DATA TO EXAMINE =

┏━━

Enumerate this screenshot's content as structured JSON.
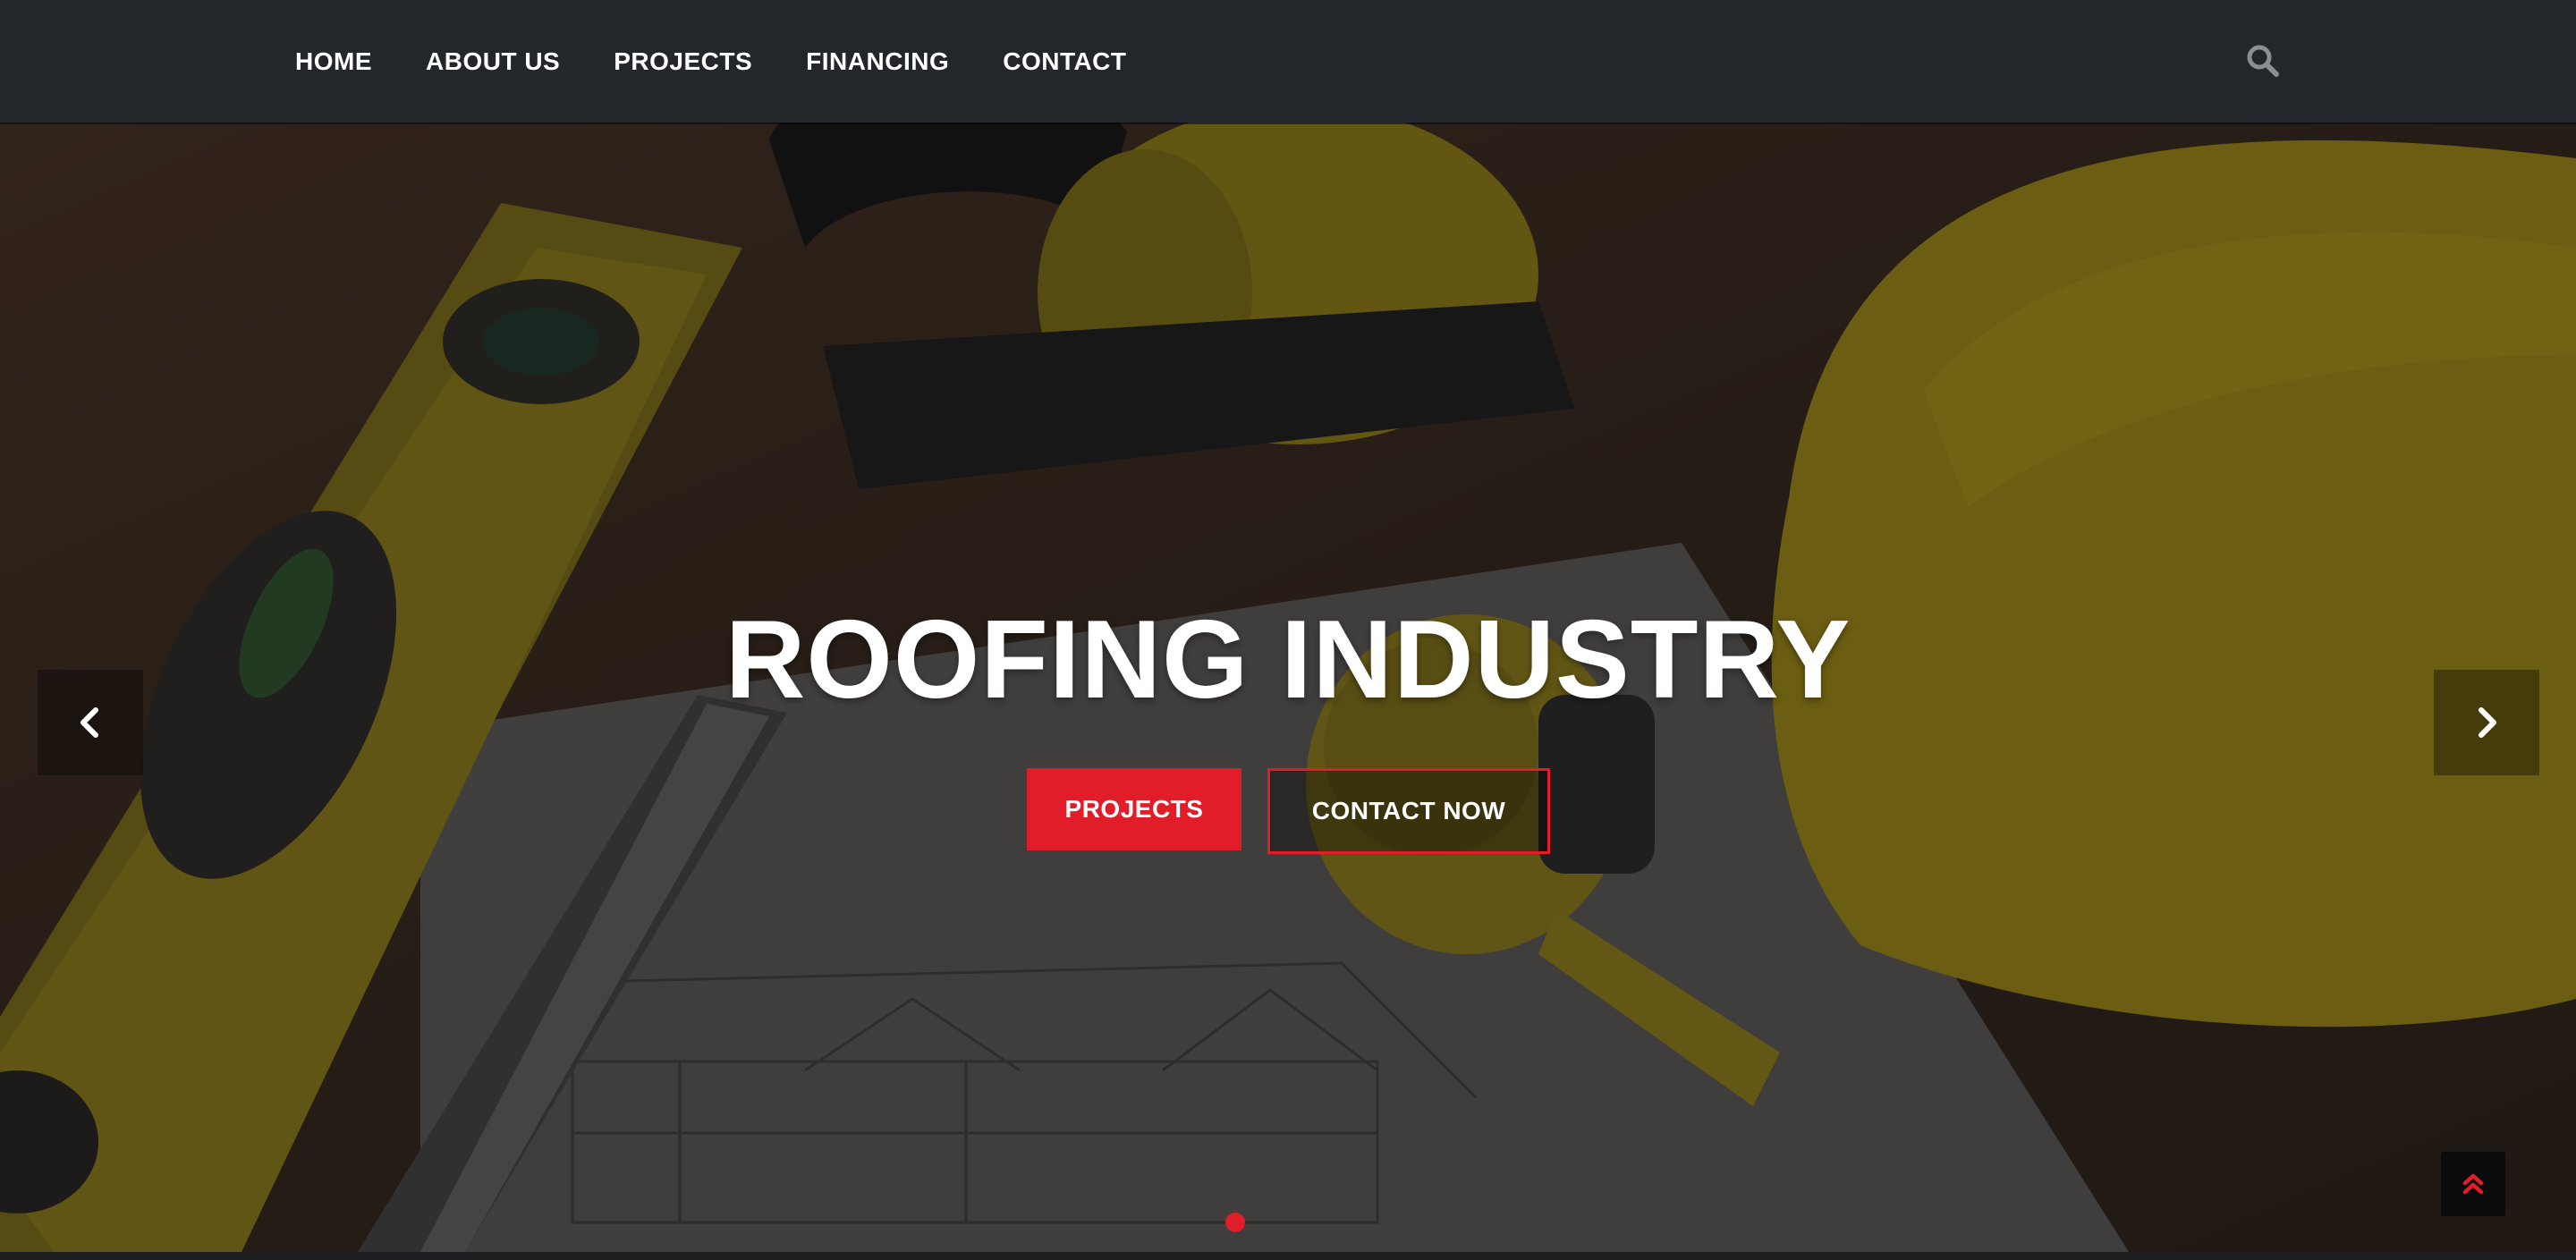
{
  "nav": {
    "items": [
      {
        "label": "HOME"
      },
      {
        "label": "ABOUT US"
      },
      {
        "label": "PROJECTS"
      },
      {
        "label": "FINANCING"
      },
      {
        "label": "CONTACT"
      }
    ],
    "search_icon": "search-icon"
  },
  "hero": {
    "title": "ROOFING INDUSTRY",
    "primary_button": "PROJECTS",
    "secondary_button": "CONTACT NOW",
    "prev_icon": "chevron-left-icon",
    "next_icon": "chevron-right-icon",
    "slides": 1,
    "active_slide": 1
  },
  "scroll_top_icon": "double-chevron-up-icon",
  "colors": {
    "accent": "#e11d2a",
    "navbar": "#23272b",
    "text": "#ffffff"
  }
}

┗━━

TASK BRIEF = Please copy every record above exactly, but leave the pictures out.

RESPONSE TO THIS EXERCISE =
Enumerate this screenshot's content as structured JSON.
{
  "nav": {
    "items": [
      {
        "label": "HOME"
      },
      {
        "label": "ABOUT US"
      },
      {
        "label": "PROJECTS"
      },
      {
        "label": "FINANCING"
      },
      {
        "label": "CONTACT"
      }
    ],
    "search_icon": "search-icon"
  },
  "hero": {
    "title": "ROOFING INDUSTRY",
    "primary_button": "PROJECTS",
    "secondary_button": "CONTACT NOW",
    "prev_icon": "chevron-left-icon",
    "next_icon": "chevron-right-icon",
    "slides": 1,
    "active_slide": 1
  },
  "scroll_top_icon": "double-chevron-up-icon",
  "colors": {
    "accent": "#e11d2a",
    "navbar": "#23272b",
    "text": "#ffffff"
  }
}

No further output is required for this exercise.